* Work instruction *
From the first line to the last, set down the material exactly, leaving out its pictures.

* Supplied material *
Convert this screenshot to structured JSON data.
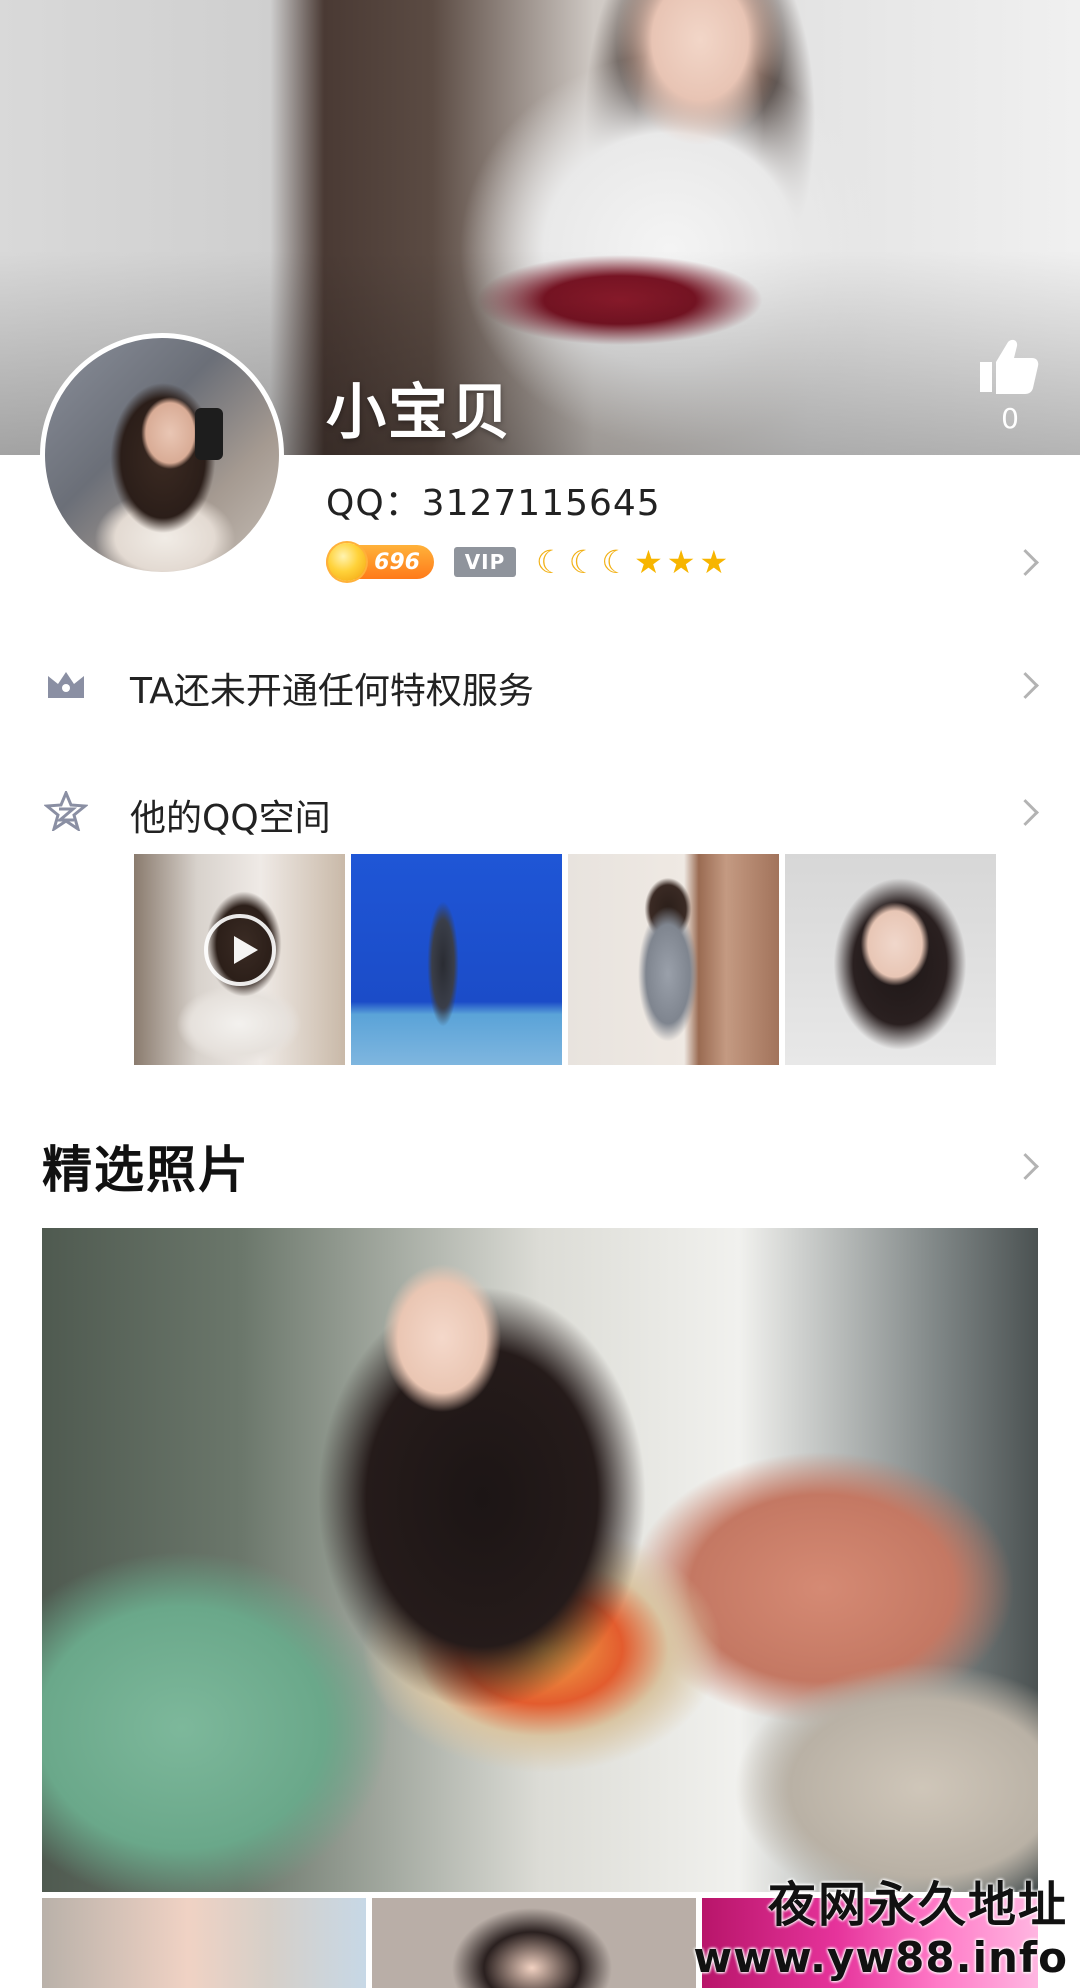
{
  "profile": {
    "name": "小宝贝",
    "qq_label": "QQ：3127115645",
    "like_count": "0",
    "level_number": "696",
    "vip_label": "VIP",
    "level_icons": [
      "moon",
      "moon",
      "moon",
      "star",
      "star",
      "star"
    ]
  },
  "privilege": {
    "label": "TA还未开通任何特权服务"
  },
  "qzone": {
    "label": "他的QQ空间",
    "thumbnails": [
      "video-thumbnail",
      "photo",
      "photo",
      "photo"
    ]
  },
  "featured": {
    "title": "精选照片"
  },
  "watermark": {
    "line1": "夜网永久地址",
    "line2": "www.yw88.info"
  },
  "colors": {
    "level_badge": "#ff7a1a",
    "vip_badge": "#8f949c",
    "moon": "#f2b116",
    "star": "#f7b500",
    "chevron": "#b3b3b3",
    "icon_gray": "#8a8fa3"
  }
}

* Completed task *
Convert this screenshot to structured JSON data.
{
  "profile": {
    "name": "小宝贝",
    "qq_label": "QQ：3127115645",
    "like_count": "0",
    "level_number": "696",
    "vip_label": "VIP",
    "level_icons": [
      "moon",
      "moon",
      "moon",
      "star",
      "star",
      "star"
    ]
  },
  "privilege": {
    "label": "TA还未开通任何特权服务"
  },
  "qzone": {
    "label": "他的QQ空间",
    "thumbnails": [
      "video-thumbnail",
      "photo",
      "photo",
      "photo"
    ]
  },
  "featured": {
    "title": "精选照片"
  },
  "watermark": {
    "line1": "夜网永久地址",
    "line2": "www.yw88.info"
  },
  "colors": {
    "level_badge": "#ff7a1a",
    "vip_badge": "#8f949c",
    "moon": "#f2b116",
    "star": "#f7b500",
    "chevron": "#b3b3b3",
    "icon_gray": "#8a8fa3"
  }
}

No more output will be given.